Megasthenes' Herakles is the conventional name of reference of an ancient Indian deity. Herakles was originally a classical Greek divinity. However, in the aftermath of Alexander's conflicts in North-Western India, an Indian version of this classical Greek deity was identified by Megasthenes who travelled to India as the ambassador of the Seleucids during the reign of Chandragupta Maurya of the Maurya Dynasty. Upon visiting Mathurai of the Early Pandyan Kingdom, he described the kingdom as being named after Pandaea, Herakles' only daughter.

Megasthenes' Herakles as Krishna[edit]

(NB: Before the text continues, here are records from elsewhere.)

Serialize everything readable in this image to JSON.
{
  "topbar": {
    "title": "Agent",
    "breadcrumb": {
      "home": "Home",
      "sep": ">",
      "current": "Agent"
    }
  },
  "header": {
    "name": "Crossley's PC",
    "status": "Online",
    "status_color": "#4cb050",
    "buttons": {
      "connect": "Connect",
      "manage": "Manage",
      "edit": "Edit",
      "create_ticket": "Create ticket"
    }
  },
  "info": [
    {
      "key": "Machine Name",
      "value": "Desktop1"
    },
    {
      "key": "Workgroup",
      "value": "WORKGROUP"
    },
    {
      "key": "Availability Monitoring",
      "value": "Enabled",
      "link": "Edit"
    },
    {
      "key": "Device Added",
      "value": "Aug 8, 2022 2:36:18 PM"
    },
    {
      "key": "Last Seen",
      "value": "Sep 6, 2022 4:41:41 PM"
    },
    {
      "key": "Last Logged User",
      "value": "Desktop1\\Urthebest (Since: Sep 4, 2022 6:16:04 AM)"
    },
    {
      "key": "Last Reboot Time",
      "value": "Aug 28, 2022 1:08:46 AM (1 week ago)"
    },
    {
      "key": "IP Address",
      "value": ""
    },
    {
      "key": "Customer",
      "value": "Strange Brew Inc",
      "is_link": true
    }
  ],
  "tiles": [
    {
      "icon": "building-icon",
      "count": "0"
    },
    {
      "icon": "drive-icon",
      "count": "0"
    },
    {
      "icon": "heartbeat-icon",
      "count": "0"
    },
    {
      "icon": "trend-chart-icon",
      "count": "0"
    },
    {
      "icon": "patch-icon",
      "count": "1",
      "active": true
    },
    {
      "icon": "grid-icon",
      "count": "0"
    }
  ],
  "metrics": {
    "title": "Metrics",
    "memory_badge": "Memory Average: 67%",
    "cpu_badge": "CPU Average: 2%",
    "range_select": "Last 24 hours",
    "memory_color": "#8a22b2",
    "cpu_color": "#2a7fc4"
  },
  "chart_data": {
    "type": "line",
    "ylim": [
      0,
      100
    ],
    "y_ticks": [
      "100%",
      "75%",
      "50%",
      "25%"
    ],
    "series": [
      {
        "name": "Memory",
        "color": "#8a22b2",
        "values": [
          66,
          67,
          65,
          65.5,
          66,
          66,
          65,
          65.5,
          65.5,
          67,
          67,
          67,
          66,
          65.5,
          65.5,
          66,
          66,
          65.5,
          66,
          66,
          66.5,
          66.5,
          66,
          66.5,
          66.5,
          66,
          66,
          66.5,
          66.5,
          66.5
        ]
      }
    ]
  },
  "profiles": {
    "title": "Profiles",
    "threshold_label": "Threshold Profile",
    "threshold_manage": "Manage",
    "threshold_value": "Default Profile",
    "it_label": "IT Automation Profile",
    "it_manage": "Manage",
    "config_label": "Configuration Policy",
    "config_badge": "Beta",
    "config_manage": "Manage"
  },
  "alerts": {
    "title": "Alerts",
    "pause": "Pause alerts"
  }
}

Many scholars have suggested that the deity identified as Herakles was Krishna. Edwin Francis Bryant adds the following in this regard:

Megasthenes' Herakles as Baladeva[edit]

An ancient depiction of Baladeva, literally meaning, 'god of strength'. He was the elder brother of Krishna. James Tod associated Megasthenes' Herakles with this ancient Indian deity.

James Tod associated Herakles primarily with Baladeva, Krishna's older sibling, but also indicated that Herakles could be associated with both:

Megasthenes' Herakles as Shiva[edit]

According to Quintus Curtius, the Sibae, whom he calls Sobii, occupied the country between the Hydaspes and the Akesines. They may have derived their name from the god Siva.[3]

According to Dr. Schwanbeck and J.W. McCrindle, Megasthenes meant Siva when he mentioned Herakles in his book Indika[5]

References[edit]

  1. ^ Krishna: a sourcebook, p. 5, Edwin Francis Bryant, Oxford University Press US, 2007
  2. ^ Annals and Antiquities of Rajast'han, Or, The Central and Western Rajpoot States of India, James Tod, pp 36, Published by Higginbotham and co., 1873, Item notes: v. 1, Original from Oxford University
  3. ^ Ancient India as described by Megasthenes and Arrian, By Dr. Schwanbeck and J.W. McCrindle (1877), p. 129
  4. ^ Ancient India as described by Megasthenes and Arrian, By Dr. Schwanbeck and J.W. McCrindle (1877), pp. 128–129
  5. ^ Apparently Siva is meant, though his many wives and sons are unknown to Hindu mythology. Ancient India as described by Megasthenes and Arrian, By Dr. Schwanbeck and J.W. McCrindle (1877), p. 57
  6. ^ Ancient India as described by Megasthenes and Arrian, By Dr. Schwanbeck and J.W. McCrindle (1877), pp. 57–58